In over 100 public spaces and homes around the community, conversations will be broken up into smaller dinners of 6-8 citizens.
Community relations coordinator for the Mayor’s office Jamerson Van Pelt said the smaller dinners will help bring the community together on possible solutions to the issues.
“We want to make sure that we continue the important conversations that took place last October about issues and opportunities facing our community. These smaller dinners will allow us to further break down the silos that divide us and help us to see each other on a more human level,” Van Pelt said.
With the help of Leon County Government, The Village Square and Leadership Tallahassee and the City of Tallahassee, Tallahassee received a $57,250 grant from the Knight Foundation to expand The Longest Table Initiative, according to the Knight Foundation.
After the application was submitted to the Mayor’s office in January, the City of Tallahassee was selected out of 4,500 applications.
Beginning last October, The Longest Table Initiative brought out hundreds of people to sit down for a meal, tables stretched across the middle of Park Avenue.

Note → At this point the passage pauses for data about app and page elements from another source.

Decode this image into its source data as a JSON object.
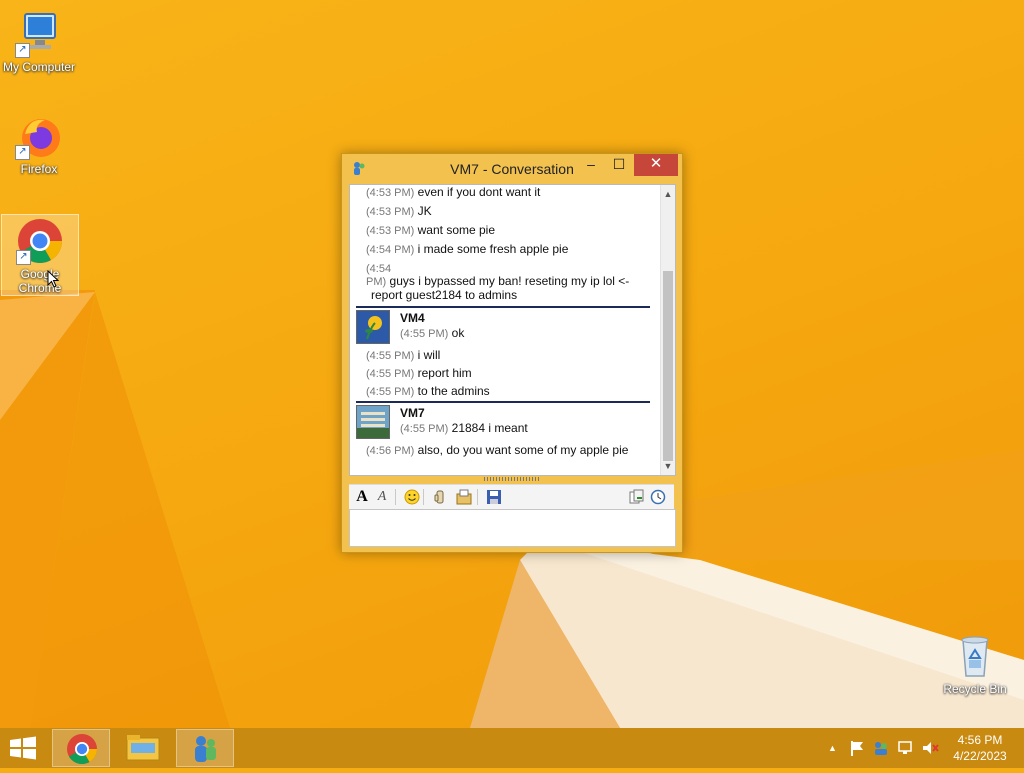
{
  "desktop": {
    "icons": [
      {
        "label": "My Computer"
      },
      {
        "label": "Firefox"
      },
      {
        "label": "Google Chrome"
      },
      {
        "label": "Recycle Bin"
      }
    ]
  },
  "window": {
    "title": "VM7 - Conversation",
    "buttons": {
      "minimize": "–",
      "maximize": "☐",
      "close": "✕"
    }
  },
  "conversation": {
    "lines": [
      {
        "time": "(4:53 PM)",
        "text": "even if you dont want it"
      },
      {
        "time": "(4:53 PM)",
        "text": "JK"
      },
      {
        "time": "(4:53 PM)",
        "text": "want some pie"
      },
      {
        "time": "(4:54 PM)",
        "text": "i made some fresh apple pie"
      },
      {
        "time_a": "(4:54",
        "time_b": "PM)",
        "text_a": "guys i bypassed my ban! reseting my ip lol <-",
        "text_b": "report guest2184 to admins"
      }
    ],
    "block1": {
      "sender": "VM4",
      "first": {
        "time": "(4:55 PM)",
        "text": "ok"
      },
      "lines": [
        {
          "time": "(4:55 PM)",
          "text": "i will"
        },
        {
          "time": "(4:55 PM)",
          "text": "report him"
        },
        {
          "time": "(4:55 PM)",
          "text": "to the admins"
        }
      ]
    },
    "block2": {
      "sender": "VM7",
      "first": {
        "time": "(4:55 PM)",
        "text": "21884 i meant"
      },
      "lines": [
        {
          "time": "(4:56 PM)",
          "text": "also, do you want some of my apple pie"
        }
      ]
    }
  },
  "toolbar": {
    "icons": [
      "font-icon",
      "font-style-icon",
      "emoticon-icon",
      "nudge-icon",
      "send-file-icon",
      "save-icon",
      "send-to-icon",
      "history-icon"
    ]
  },
  "taskbar": {
    "clock_time": "4:56 PM",
    "clock_date": "4/22/2023",
    "tray_chevron": "▲"
  }
}
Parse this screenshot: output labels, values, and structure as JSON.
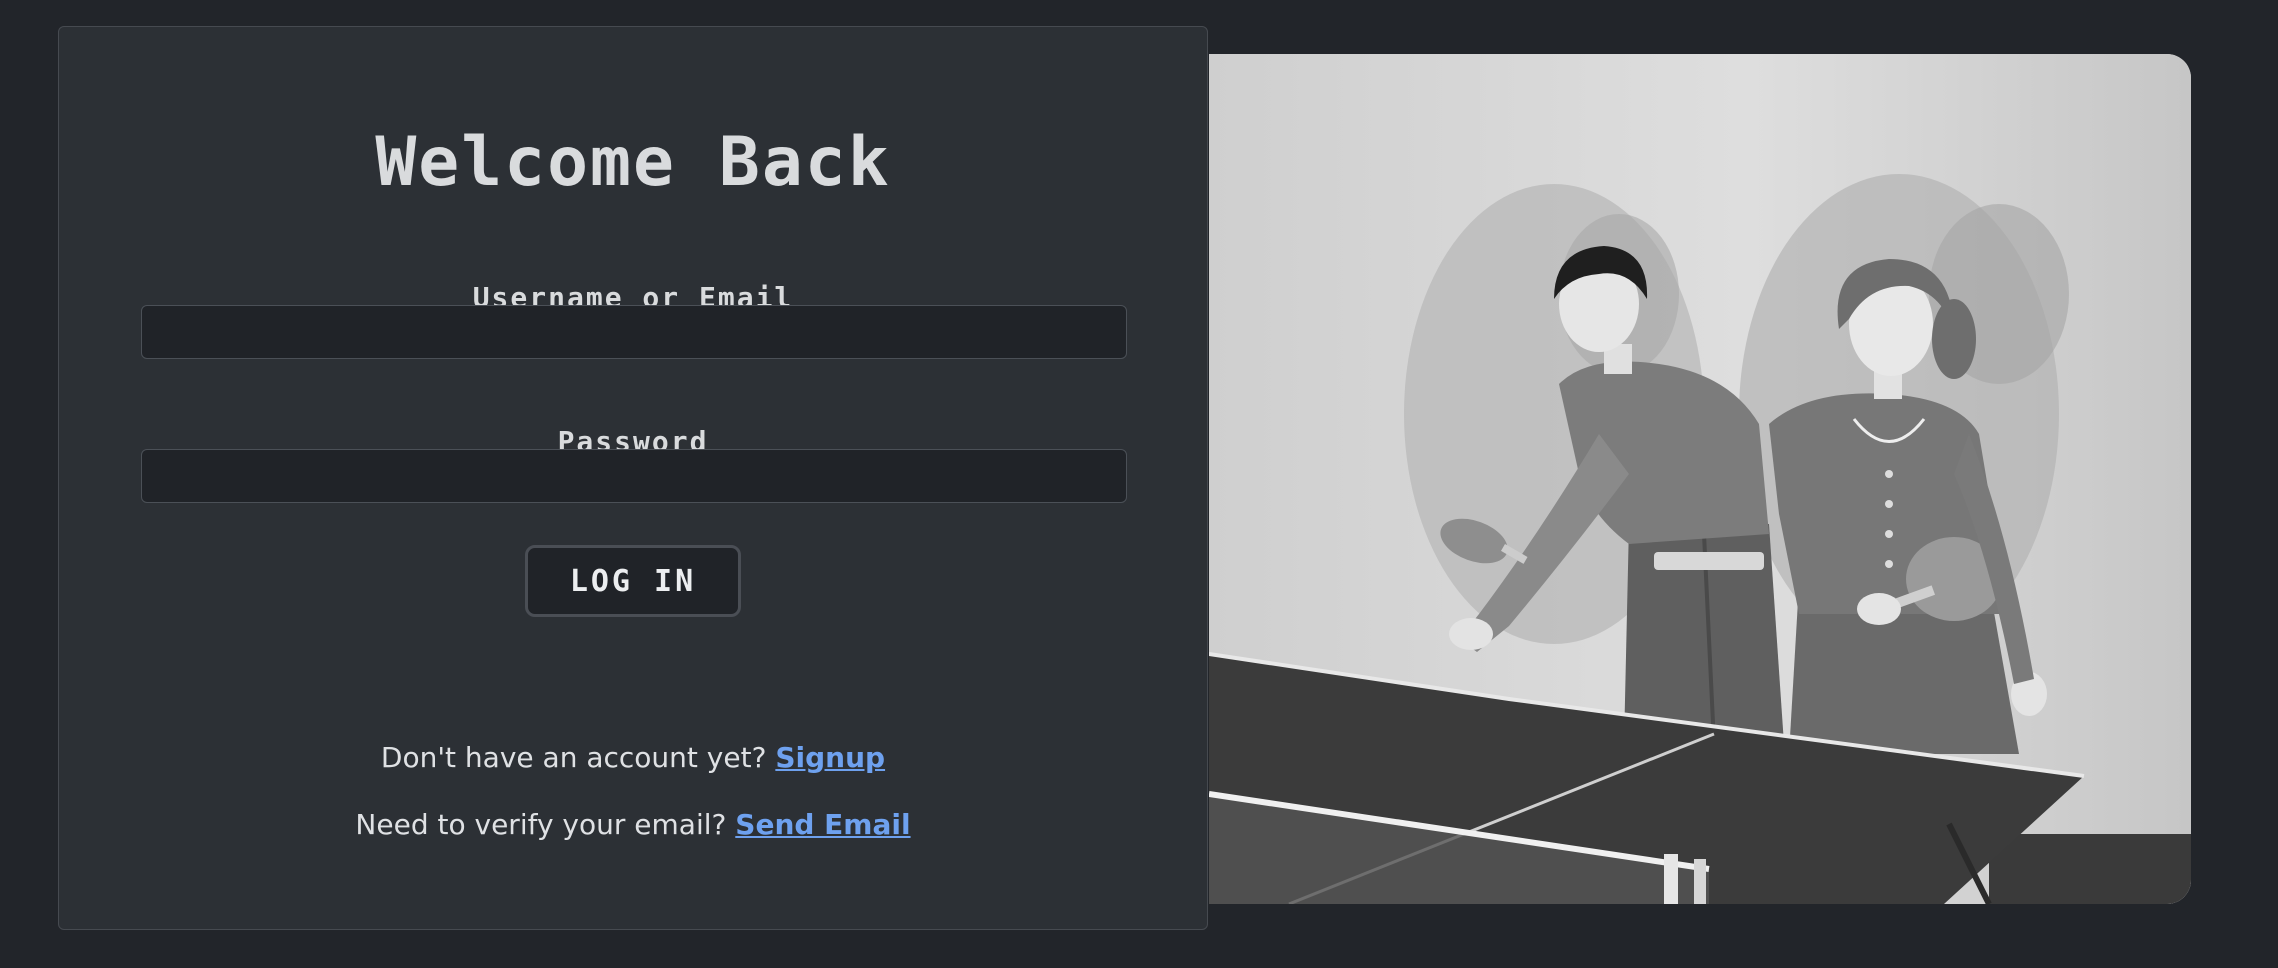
{
  "login": {
    "title": "Welcome Back",
    "username_label": "Username or Email",
    "username_value": "",
    "password_label": "Password",
    "password_value": "",
    "login_button": "LOG IN"
  },
  "footer": {
    "signup_prompt": "Don't have an account yet?",
    "signup_link": "Signup",
    "verify_prompt": "Need to verify your email?",
    "verify_link": "Send Email"
  },
  "photo": {
    "subject": "Black-and-white photo of a young man and woman playing table tennis"
  },
  "colors": {
    "background": "#22252a",
    "card": "#2c3035",
    "input": "#202328",
    "link": "#6ea1ef",
    "text": "#d9dbdd"
  }
}
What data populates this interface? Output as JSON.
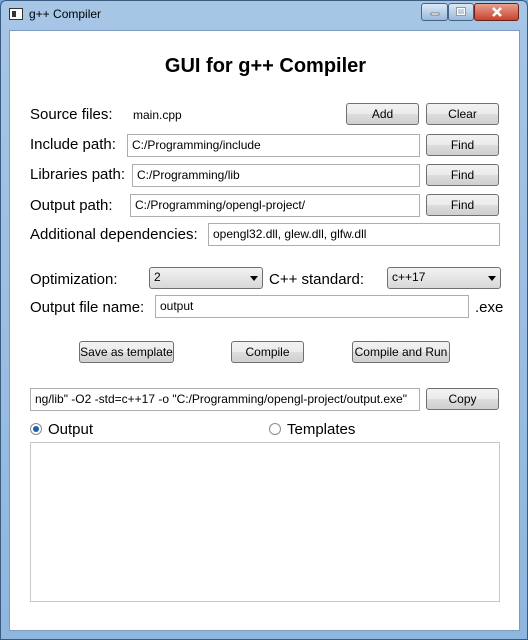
{
  "window": {
    "title": "g++ Compiler"
  },
  "heading": "GUI for g++ Compiler",
  "source": {
    "label": "Source files:",
    "value": "main.cpp",
    "add_label": "Add",
    "clear_label": "Clear"
  },
  "include": {
    "label": "Include path:",
    "value": "C:/Programming/include",
    "find_label": "Find"
  },
  "libraries": {
    "label": "Libraries path:",
    "value": "C:/Programming/lib",
    "find_label": "Find"
  },
  "output_path": {
    "label": "Output path:",
    "value": "C:/Programming/opengl-project/",
    "find_label": "Find"
  },
  "dependencies": {
    "label": "Additional dependencies:",
    "value": "opengl32.dll, glew.dll, glfw.dll"
  },
  "optimization": {
    "label": "Optimization:",
    "value": "2"
  },
  "standard": {
    "label": "C++ standard:",
    "value": "c++17"
  },
  "output_name": {
    "label": "Output file name:",
    "value": "output",
    "ext": ".exe"
  },
  "actions": {
    "template_label": "Save as template",
    "compile_label": "Compile",
    "compile_run_label": "Compile and Run"
  },
  "command": {
    "value": "ng/lib\" -O2 -std=c++17 -o \"C:/Programming/opengl-project/output.exe\"",
    "copy_label": "Copy"
  },
  "tabs": {
    "output_label": "Output",
    "templates_label": "Templates",
    "selected": "output"
  },
  "output_box": {
    "text": ""
  }
}
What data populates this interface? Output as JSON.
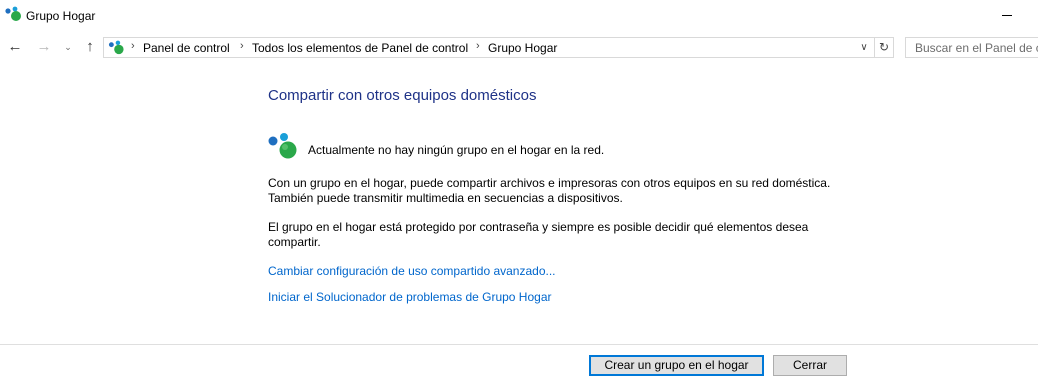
{
  "window": {
    "title": "Grupo Hogar",
    "icon": "homegroup-icon"
  },
  "navigation": {
    "back_icon": "arrow-left-icon",
    "forward_icon": "arrow-right-icon",
    "recent_icon": "chevron-down-icon",
    "up_icon": "arrow-up-icon"
  },
  "address_bar": {
    "breadcrumbs": [
      "Panel de control",
      "Todos los elementos de Panel de control",
      "Grupo Hogar"
    ],
    "dropdown_icon": "chevron-down-icon",
    "refresh_icon": "refresh-icon"
  },
  "search": {
    "placeholder": "Buscar en el Panel de control"
  },
  "main": {
    "heading": "Compartir con otros equipos domésticos",
    "status_text": "Actualmente no hay ningún grupo en el hogar en la red.",
    "paragraph1": "Con un grupo en el hogar, puede compartir archivos e impresoras con otros equipos en su red doméstica. También puede transmitir multimedia en secuencias a dispositivos.",
    "paragraph2": "El grupo en el hogar está protegido por contraseña y siempre es posible decidir qué elementos desea compartir.",
    "link_advanced": "Cambiar configuración de uso compartido avanzado...",
    "link_troubleshooter": "Iniciar el Solucionador de problemas de Grupo Hogar"
  },
  "footer": {
    "create_button": "Crear un grupo en el hogar",
    "close_button": "Cerrar"
  },
  "colors": {
    "heading": "#1e3287",
    "link": "#0066cc",
    "focus_border": "#0078d7"
  }
}
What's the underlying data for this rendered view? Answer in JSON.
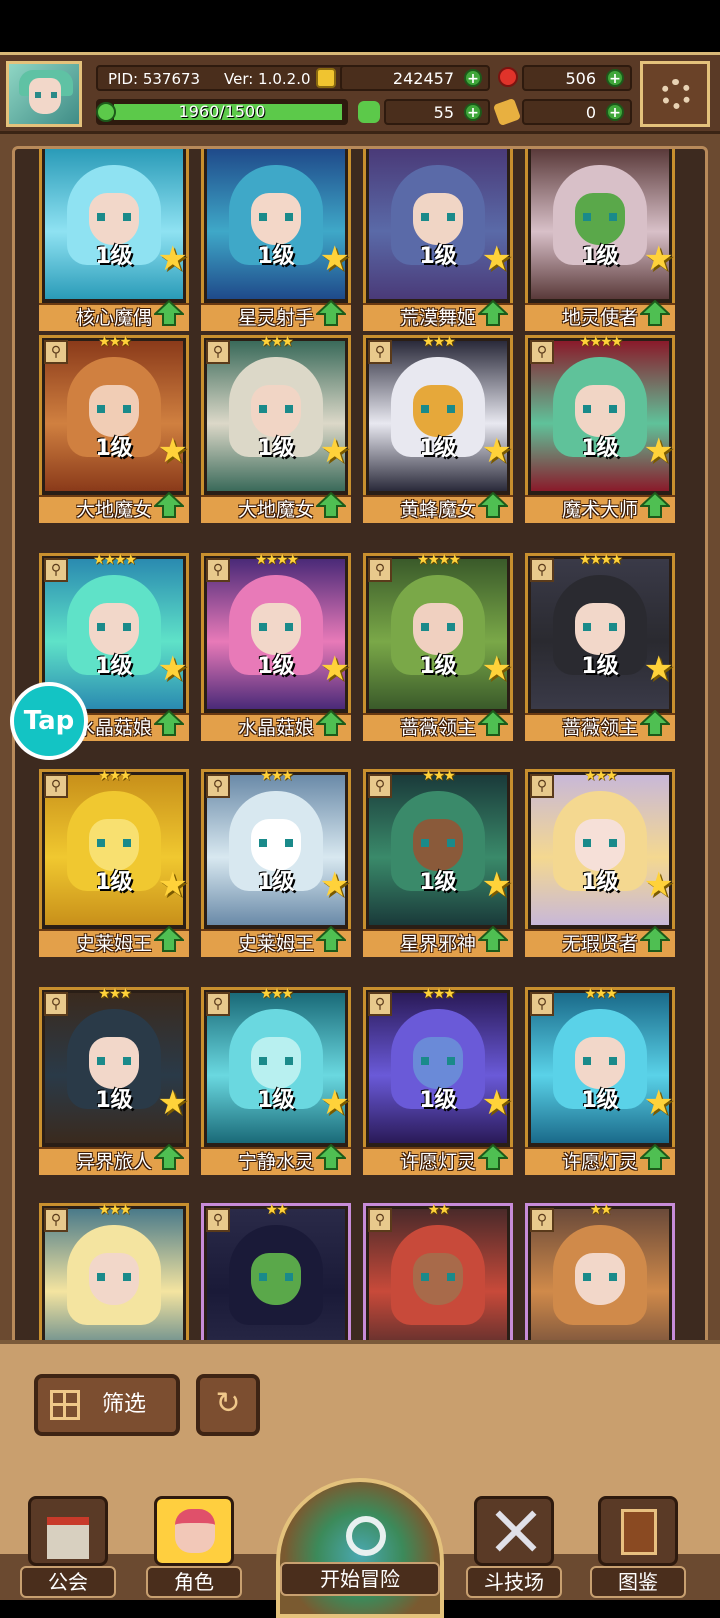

Van Pelt knew this was something Tallahassee wanted to continue.
“We saw a huge outpouring of support from the last event. Citizens immediately wanted to get involved and begin planning for the next phase,” Van Pelt said.
Other communities from across the country such as St. Louis, Baltimore and the Treasurer of the State of Indiana, asked Tallahassee how to start their own version of the initiative.
The Knight Foundation acknowledges The Longest Table Initiative as part of its Creative Cities Challenge to help break down barriers which in communities nationwide. They fund projects of all sizes to advance their goal of promoting informed and engaged communities to support a healthy democracy.
With the funds awarded by the Knight Foundation, the City of Tallahassee can continue to move forward, creating diversity and mending economic and demographic segregation.
"We are very excited about the next phase of the Longest Table,” Mayor Gillum said. “This community-driven initiative is helping to create a positive movement in our community that is breaking down silos, and allowing citizens from different walks of life to build meaningful connections."